A homeless advocate has travelled more than 300 kilometres from Calgary to Edmonton to raise awareness about Indigenous people living on the streets.
Vee Duncan set out from Calgary on March 2 with only a few bags loaded into a shopping cart. On Tuesday, the two-spirited man was welcomed by a large crowd at the Alberta legislature. Duncan, who has experienced homelessness and addiction, said seeing the level of support was really moving.
The 33-year-old said issues around Indigenous mental health, homelessness and reconciliation need to change.
“There’s not enough being done,” Duncan said. “With the amount of money that the (federal) government over COVID-19 has given the province to help people, why isn’t more being done? We have a lot of federal funding. Why is the money just sitting there?”
Last year, Edmonton received $17.3 million from the federal government to provide 74 units of permanent, supportive housing for those living on the street as part of a $1-billion Rapid Housing Initiative. The federal government also announced on March 2 a nationally co-ordinated point-in-time count of homeless people, which will run from March to the end of April.

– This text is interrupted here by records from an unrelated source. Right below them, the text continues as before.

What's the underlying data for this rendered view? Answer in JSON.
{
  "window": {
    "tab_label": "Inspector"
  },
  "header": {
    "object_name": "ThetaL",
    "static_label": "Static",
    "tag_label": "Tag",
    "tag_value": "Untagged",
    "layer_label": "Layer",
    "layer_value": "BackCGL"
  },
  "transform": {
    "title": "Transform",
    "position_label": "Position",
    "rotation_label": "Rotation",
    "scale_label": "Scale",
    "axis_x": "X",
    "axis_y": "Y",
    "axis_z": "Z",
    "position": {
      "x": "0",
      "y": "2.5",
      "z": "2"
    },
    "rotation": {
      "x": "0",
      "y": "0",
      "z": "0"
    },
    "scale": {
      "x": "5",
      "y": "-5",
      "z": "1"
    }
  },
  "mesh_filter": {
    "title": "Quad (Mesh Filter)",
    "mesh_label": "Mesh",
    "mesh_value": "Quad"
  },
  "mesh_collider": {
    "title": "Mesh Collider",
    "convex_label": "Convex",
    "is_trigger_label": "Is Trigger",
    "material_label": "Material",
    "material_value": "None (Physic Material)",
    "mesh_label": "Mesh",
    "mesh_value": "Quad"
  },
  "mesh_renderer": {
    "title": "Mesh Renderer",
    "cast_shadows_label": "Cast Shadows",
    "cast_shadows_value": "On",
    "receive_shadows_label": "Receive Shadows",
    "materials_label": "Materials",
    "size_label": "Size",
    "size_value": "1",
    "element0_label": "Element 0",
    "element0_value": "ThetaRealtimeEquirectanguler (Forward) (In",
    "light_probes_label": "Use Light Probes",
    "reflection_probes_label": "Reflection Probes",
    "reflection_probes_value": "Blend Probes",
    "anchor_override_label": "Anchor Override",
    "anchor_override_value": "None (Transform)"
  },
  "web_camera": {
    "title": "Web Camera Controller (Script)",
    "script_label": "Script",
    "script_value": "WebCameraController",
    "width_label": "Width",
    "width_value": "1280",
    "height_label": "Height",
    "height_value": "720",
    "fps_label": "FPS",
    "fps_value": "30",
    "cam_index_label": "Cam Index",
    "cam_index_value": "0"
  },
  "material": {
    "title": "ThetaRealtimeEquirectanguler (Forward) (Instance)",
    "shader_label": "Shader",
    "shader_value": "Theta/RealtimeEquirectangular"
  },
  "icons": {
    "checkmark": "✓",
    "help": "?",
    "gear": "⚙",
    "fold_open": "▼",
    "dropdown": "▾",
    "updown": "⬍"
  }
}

Edmonton’s homeless population at the start of the pandemic was about 1,700 people but that increased nearly to 2,000 by last summer before new efforts brought it back down to 1,750, according to Homeward Trust.
Photo by David Bloom David Bloom /David Bloom/Postmedia
For Duncan, adult life has been a cycle of being on the street and in jail.
“There was nowhere else to go for me whenever I got out of jail,” Duncan said. “(People) have nowhere to go so they got to the homeless shelter and the chances of coming out of the shelter without relapsing or getting involved in any sort of crime are impossible.”
Originally from Williams Lake, B.C., which is nearly 240 kilometres south of Prince George, Duncan moved to Alberta 14 years ago to help his family but said addiction issues made it that impossible.
In order to help those experiencing homelessness and mental health issues, Duncan and a friend started a non-profit called Nék̓em, which means to change something.
“It’s going to be a place where men can come together and talk about abuse and trauma that they’ve experienced,” Duncan said.
As for the long trek between Alberta’s two major cities, Duncan said the most challenging part was on Day 3, when both ankles and feet became swollen and covered in blisters because of the winter boots they were wearing. Thankfully, a friend brought some running shoes to Duncan, who was able to ice the swollen feet while the friend pulled the cart.